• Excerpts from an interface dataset

_____

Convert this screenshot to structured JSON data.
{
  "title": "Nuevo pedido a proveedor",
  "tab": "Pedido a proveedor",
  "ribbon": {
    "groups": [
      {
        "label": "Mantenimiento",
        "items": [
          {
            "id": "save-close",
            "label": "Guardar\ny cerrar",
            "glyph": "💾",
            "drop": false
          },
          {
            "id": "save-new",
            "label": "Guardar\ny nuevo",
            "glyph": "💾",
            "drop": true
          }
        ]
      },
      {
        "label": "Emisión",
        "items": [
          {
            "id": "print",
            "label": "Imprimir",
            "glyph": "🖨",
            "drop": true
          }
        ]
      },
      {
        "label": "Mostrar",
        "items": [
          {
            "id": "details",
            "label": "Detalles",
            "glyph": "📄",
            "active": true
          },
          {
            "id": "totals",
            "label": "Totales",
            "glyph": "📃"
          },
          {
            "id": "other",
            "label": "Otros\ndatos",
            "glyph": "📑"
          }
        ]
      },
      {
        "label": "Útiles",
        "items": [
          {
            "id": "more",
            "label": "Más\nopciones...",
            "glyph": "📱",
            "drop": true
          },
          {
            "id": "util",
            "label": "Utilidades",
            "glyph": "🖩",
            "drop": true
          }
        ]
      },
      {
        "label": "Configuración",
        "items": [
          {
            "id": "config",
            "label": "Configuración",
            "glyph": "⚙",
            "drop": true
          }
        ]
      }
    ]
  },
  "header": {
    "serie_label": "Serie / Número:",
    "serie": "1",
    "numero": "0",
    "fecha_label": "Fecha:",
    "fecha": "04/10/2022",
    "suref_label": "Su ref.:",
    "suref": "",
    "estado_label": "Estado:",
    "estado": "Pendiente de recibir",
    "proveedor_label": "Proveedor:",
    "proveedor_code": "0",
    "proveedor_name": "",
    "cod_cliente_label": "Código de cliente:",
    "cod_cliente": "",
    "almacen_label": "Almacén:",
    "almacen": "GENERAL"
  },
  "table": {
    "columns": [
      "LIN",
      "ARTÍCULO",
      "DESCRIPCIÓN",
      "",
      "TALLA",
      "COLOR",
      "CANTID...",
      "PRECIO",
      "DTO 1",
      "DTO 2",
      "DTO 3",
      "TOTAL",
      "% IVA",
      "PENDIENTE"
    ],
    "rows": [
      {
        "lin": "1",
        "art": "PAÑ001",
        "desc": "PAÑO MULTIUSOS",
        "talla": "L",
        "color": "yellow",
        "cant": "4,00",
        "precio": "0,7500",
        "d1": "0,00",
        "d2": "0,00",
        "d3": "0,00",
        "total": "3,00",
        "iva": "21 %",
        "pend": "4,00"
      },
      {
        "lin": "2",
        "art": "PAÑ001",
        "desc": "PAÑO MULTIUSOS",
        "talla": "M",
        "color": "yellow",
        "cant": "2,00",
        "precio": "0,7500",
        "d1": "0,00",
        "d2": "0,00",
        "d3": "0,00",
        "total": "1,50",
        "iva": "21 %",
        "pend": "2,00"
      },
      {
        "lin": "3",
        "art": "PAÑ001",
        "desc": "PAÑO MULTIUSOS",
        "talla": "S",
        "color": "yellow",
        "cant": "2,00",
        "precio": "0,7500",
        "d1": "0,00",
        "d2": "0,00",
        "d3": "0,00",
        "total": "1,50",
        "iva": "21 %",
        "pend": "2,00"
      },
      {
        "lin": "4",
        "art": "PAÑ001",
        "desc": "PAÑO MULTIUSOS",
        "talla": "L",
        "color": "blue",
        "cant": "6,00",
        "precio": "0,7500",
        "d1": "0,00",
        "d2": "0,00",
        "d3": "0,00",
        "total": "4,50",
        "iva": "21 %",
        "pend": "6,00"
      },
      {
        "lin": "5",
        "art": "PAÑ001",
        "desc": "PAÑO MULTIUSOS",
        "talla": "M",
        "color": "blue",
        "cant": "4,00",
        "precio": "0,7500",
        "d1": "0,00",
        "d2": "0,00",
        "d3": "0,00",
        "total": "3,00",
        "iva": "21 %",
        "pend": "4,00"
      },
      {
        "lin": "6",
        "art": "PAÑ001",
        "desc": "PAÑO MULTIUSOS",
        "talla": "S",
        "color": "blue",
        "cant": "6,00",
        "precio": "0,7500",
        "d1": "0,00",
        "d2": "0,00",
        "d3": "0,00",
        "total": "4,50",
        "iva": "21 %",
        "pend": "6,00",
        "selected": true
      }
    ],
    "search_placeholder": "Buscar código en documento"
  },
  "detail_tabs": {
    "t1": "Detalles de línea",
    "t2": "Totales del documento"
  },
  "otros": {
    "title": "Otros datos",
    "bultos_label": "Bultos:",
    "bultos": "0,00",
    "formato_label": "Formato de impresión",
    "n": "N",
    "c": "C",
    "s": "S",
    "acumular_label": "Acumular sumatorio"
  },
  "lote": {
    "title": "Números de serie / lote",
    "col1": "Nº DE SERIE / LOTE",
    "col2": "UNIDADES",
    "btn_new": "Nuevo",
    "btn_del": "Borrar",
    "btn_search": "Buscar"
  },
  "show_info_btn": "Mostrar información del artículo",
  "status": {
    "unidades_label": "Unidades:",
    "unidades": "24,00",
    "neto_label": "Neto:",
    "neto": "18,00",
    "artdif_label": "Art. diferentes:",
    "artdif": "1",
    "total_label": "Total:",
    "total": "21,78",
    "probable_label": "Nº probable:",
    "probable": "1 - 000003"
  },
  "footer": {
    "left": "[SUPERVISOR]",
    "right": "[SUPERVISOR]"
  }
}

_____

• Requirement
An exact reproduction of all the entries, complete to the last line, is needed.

• Your solution
Convert this screenshot to structured JSON data.
{
  "title": "Nuevo pedido a proveedor",
  "tab": "Pedido a proveedor",
  "ribbon": {
    "groups": [
      {
        "label": "Mantenimiento",
        "items": [
          {
            "id": "save-close",
            "label": "Guardar\ny cerrar",
            "glyph": "💾",
            "drop": false
          },
          {
            "id": "save-new",
            "label": "Guardar\ny nuevo",
            "glyph": "💾",
            "drop": true
          }
        ]
      },
      {
        "label": "Emisión",
        "items": [
          {
            "id": "print",
            "label": "Imprimir",
            "glyph": "🖨",
            "drop": true
          }
        ]
      },
      {
        "label": "Mostrar",
        "items": [
          {
            "id": "details",
            "label": "Detalles",
            "glyph": "📄",
            "active": true
          },
          {
            "id": "totals",
            "label": "Totales",
            "glyph": "📃"
          },
          {
            "id": "other",
            "label": "Otros\ndatos",
            "glyph": "📑"
          }
        ]
      },
      {
        "label": "Útiles",
        "items": [
          {
            "id": "more",
            "label": "Más\nopciones...",
            "glyph": "📱",
            "drop": true
          },
          {
            "id": "util",
            "label": "Utilidades",
            "glyph": "🖩",
            "drop": true
          }
        ]
      },
      {
        "label": "Configuración",
        "items": [
          {
            "id": "config",
            "label": "Configuración",
            "glyph": "⚙",
            "drop": true
          }
        ]
      }
    ]
  },
  "header": {
    "serie_label": "Serie / Número:",
    "serie": "1",
    "numero": "0",
    "fecha_label": "Fecha:",
    "fecha": "04/10/2022",
    "suref_label": "Su ref.:",
    "suref": "",
    "estado_label": "Estado:",
    "estado": "Pendiente de recibir",
    "proveedor_label": "Proveedor:",
    "proveedor_code": "0",
    "proveedor_name": "",
    "cod_cliente_label": "Código de cliente:",
    "cod_cliente": "",
    "almacen_label": "Almacén:",
    "almacen": "GENERAL"
  },
  "table": {
    "columns": [
      "LIN",
      "ARTÍCULO",
      "DESCRIPCIÓN",
      "",
      "TALLA",
      "COLOR",
      "CANTID...",
      "PRECIO",
      "DTO 1",
      "DTO 2",
      "DTO 3",
      "TOTAL",
      "% IVA",
      "PENDIENTE"
    ],
    "rows": [
      {
        "lin": "1",
        "art": "PAÑ001",
        "desc": "PAÑO MULTIUSOS",
        "talla": "L",
        "color": "yellow",
        "cant": "4,00",
        "precio": "0,7500",
        "d1": "0,00",
        "d2": "0,00",
        "d3": "0,00",
        "total": "3,00",
        "iva": "21 %",
        "pend": "4,00"
      },
      {
        "lin": "2",
        "art": "PAÑ001",
        "desc": "PAÑO MULTIUSOS",
        "talla": "M",
        "color": "yellow",
        "cant": "2,00",
        "precio": "0,7500",
        "d1": "0,00",
        "d2": "0,00",
        "d3": "0,00",
        "total": "1,50",
        "iva": "21 %",
        "pend": "2,00"
      },
      {
        "lin": "3",
        "art": "PAÑ001",
        "desc": "PAÑO MULTIUSOS",
        "talla": "S",
        "color": "yellow",
        "cant": "2,00",
        "precio": "0,7500",
        "d1": "0,00",
        "d2": "0,00",
        "d3": "0,00",
        "total": "1,50",
        "iva": "21 %",
        "pend": "2,00"
      },
      {
        "lin": "4",
        "art": "PAÑ001",
        "desc": "PAÑO MULTIUSOS",
        "talla": "L",
        "color": "blue",
        "cant": "6,00",
        "precio": "0,7500",
        "d1": "0,00",
        "d2": "0,00",
        "d3": "0,00",
        "total": "4,50",
        "iva": "21 %",
        "pend": "6,00"
      },
      {
        "lin": "5",
        "art": "PAÑ001",
        "desc": "PAÑO MULTIUSOS",
        "talla": "M",
        "color": "blue",
        "cant": "4,00",
        "precio": "0,7500",
        "d1": "0,00",
        "d2": "0,00",
        "d3": "0,00",
        "total": "3,00",
        "iva": "21 %",
        "pend": "4,00"
      },
      {
        "lin": "6",
        "art": "PAÑ001",
        "desc": "PAÑO MULTIUSOS",
        "talla": "S",
        "color": "blue",
        "cant": "6,00",
        "precio": "0,7500",
        "d1": "0,00",
        "d2": "0,00",
        "d3": "0,00",
        "total": "4,50",
        "iva": "21 %",
        "pend": "6,00",
        "selected": true
      }
    ],
    "search_placeholder": "Buscar código en documento"
  },
  "detail_tabs": {
    "t1": "Detalles de línea",
    "t2": "Totales del documento"
  },
  "otros": {
    "title": "Otros datos",
    "bultos_label": "Bultos:",
    "bultos": "0,00",
    "formato_label": "Formato de impresión",
    "n": "N",
    "c": "C",
    "s": "S",
    "acumular_label": "Acumular sumatorio"
  },
  "lote": {
    "title": "Números de serie / lote",
    "col1": "Nº DE SERIE / LOTE",
    "col2": "UNIDADES",
    "btn_new": "Nuevo",
    "btn_del": "Borrar",
    "btn_search": "Buscar"
  },
  "show_info_btn": "Mostrar información del artículo",
  "status": {
    "unidades_label": "Unidades:",
    "unidades": "24,00",
    "neto_label": "Neto:",
    "neto": "18,00",
    "artdif_label": "Art. diferentes:",
    "artdif": "1",
    "total_label": "Total:",
    "total": "21,78",
    "probable_label": "Nº probable:",
    "probable": "1 - 000003"
  },
  "footer": {
    "left": "[SUPERVISOR]",
    "right": "[SUPERVISOR]"
  }
}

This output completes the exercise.